-- TASK DESCRIPTION --
Write out all of the records, keeping each one exactly as written.

[Data excerpts]
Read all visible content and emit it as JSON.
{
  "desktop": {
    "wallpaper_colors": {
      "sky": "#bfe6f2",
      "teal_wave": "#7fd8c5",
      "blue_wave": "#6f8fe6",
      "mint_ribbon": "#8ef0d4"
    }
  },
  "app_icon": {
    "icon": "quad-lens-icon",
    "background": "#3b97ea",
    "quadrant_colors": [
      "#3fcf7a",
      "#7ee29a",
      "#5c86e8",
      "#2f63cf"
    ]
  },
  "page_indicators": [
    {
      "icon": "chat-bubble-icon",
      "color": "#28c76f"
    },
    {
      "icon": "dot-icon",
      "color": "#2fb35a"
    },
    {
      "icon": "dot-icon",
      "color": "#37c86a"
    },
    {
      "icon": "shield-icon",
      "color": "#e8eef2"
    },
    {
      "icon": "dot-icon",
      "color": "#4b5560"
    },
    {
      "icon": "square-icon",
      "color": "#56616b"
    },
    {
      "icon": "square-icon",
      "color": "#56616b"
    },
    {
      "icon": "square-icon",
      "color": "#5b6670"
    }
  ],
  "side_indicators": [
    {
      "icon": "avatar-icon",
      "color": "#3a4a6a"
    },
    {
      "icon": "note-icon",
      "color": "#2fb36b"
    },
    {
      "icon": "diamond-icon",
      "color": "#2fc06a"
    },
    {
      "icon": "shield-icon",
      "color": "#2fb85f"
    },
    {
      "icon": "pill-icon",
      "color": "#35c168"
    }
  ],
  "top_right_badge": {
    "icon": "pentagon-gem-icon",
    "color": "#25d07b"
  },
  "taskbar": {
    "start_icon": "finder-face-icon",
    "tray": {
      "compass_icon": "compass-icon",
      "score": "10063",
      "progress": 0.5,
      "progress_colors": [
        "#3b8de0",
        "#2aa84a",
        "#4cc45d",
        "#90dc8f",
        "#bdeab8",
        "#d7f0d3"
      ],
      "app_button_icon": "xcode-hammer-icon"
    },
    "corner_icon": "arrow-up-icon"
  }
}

-- WRITTEN REPLY --
Read all visible content and emit it as JSON.
{
  "desktop": {
    "wallpaper_colors": {
      "sky": "#bfe6f2",
      "teal_wave": "#7fd8c5",
      "blue_wave": "#6f8fe6",
      "mint_ribbon": "#8ef0d4"
    }
  },
  "app_icon": {
    "icon": "quad-lens-icon",
    "background": "#3b97ea",
    "quadrant_colors": [
      "#3fcf7a",
      "#7ee29a",
      "#5c86e8",
      "#2f63cf"
    ]
  },
  "page_indicators": [
    {
      "icon": "chat-bubble-icon",
      "color": "#28c76f"
    },
    {
      "icon": "dot-icon",
      "color": "#2fb35a"
    },
    {
      "icon": "dot-icon",
      "color": "#37c86a"
    },
    {
      "icon": "shield-icon",
      "color": "#e8eef2"
    },
    {
      "icon": "dot-icon",
      "color": "#4b5560"
    },
    {
      "icon": "square-icon",
      "color": "#56616b"
    },
    {
      "icon": "square-icon",
      "color": "#56616b"
    },
    {
      "icon": "square-icon",
      "color": "#5b6670"
    }
  ],
  "side_indicators": [
    {
      "icon": "avatar-icon",
      "color": "#3a4a6a"
    },
    {
      "icon": "note-icon",
      "color": "#2fb36b"
    },
    {
      "icon": "diamond-icon",
      "color": "#2fc06a"
    },
    {
      "icon": "shield-icon",
      "color": "#2fb85f"
    },
    {
      "icon": "pill-icon",
      "color": "#35c168"
    }
  ],
  "top_right_badge": {
    "icon": "pentagon-gem-icon",
    "color": "#25d07b"
  },
  "taskbar": {
    "start_icon": "finder-face-icon",
    "tray": {
      "compass_icon": "compass-icon",
      "score": "10063",
      "progress": 0.5,
      "progress_colors": [
        "#3b8de0",
        "#2aa84a",
        "#4cc45d",
        "#90dc8f",
        "#bdeab8",
        "#d7f0d3"
      ],
      "app_button_icon": "xcode-hammer-icon"
    },
    "corner_icon": "arrow-up-icon"
  }
}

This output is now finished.